What the task asks:
An exact reproduction of all entries is required.

Stored items
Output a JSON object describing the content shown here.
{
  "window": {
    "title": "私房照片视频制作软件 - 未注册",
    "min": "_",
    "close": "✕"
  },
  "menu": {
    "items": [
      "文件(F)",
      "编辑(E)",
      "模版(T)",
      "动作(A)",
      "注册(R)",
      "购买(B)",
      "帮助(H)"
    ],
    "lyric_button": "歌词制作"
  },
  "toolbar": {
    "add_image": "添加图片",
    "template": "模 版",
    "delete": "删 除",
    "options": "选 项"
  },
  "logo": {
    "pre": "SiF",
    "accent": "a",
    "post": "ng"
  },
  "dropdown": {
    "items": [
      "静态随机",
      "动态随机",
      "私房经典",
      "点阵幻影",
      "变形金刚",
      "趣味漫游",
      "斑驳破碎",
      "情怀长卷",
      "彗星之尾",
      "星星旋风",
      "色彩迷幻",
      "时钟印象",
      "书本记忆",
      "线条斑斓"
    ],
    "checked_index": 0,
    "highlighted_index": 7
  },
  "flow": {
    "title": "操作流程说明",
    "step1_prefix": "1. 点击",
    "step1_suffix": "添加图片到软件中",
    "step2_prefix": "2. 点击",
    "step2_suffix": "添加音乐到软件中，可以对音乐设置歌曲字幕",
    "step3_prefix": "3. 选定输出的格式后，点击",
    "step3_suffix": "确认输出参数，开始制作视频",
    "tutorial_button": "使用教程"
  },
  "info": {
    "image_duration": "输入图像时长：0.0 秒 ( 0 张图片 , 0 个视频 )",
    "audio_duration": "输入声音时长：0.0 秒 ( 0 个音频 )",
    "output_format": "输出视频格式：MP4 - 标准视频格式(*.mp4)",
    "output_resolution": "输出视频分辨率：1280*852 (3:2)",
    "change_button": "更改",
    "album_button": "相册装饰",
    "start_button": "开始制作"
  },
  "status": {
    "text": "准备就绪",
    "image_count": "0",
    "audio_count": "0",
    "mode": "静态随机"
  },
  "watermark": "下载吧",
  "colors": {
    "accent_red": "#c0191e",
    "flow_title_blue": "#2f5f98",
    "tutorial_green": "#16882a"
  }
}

Completed task:
Output a JSON object describing the content shown here.
{
  "window": {
    "title": "私房照片视频制作软件 - 未注册",
    "min": "_",
    "close": "✕"
  },
  "menu": {
    "items": [
      "文件(F)",
      "编辑(E)",
      "模版(T)",
      "动作(A)",
      "注册(R)",
      "购买(B)",
      "帮助(H)"
    ],
    "lyric_button": "歌词制作"
  },
  "toolbar": {
    "add_image": "添加图片",
    "template": "模 版",
    "delete": "删 除",
    "options": "选 项"
  },
  "logo": {
    "pre": "SiF",
    "accent": "a",
    "post": "ng"
  },
  "dropdown": {
    "items": [
      "静态随机",
      "动态随机",
      "私房经典",
      "点阵幻影",
      "变形金刚",
      "趣味漫游",
      "斑驳破碎",
      "情怀长卷",
      "彗星之尾",
      "星星旋风",
      "色彩迷幻",
      "时钟印象",
      "书本记忆",
      "线条斑斓"
    ],
    "checked_index": 0,
    "highlighted_index": 7
  },
  "flow": {
    "title": "操作流程说明",
    "step1_prefix": "1. 点击",
    "step1_suffix": "添加图片到软件中",
    "step2_prefix": "2. 点击",
    "step2_suffix": "添加音乐到软件中，可以对音乐设置歌曲字幕",
    "step3_prefix": "3. 选定输出的格式后，点击",
    "step3_suffix": "确认输出参数，开始制作视频",
    "tutorial_button": "使用教程"
  },
  "info": {
    "image_duration": "输入图像时长：0.0 秒 ( 0 张图片 , 0 个视频 )",
    "audio_duration": "输入声音时长：0.0 秒 ( 0 个音频 )",
    "output_format": "输出视频格式：MP4 - 标准视频格式(*.mp4)",
    "output_resolution": "输出视频分辨率：1280*852 (3:2)",
    "change_button": "更改",
    "album_button": "相册装饰",
    "start_button": "开始制作"
  },
  "status": {
    "text": "准备就绪",
    "image_count": "0",
    "audio_count": "0",
    "mode": "静态随机"
  },
  "watermark": "下载吧",
  "colors": {
    "accent_red": "#c0191e",
    "flow_title_blue": "#2f5f98",
    "tutorial_green": "#16882a"
  }
}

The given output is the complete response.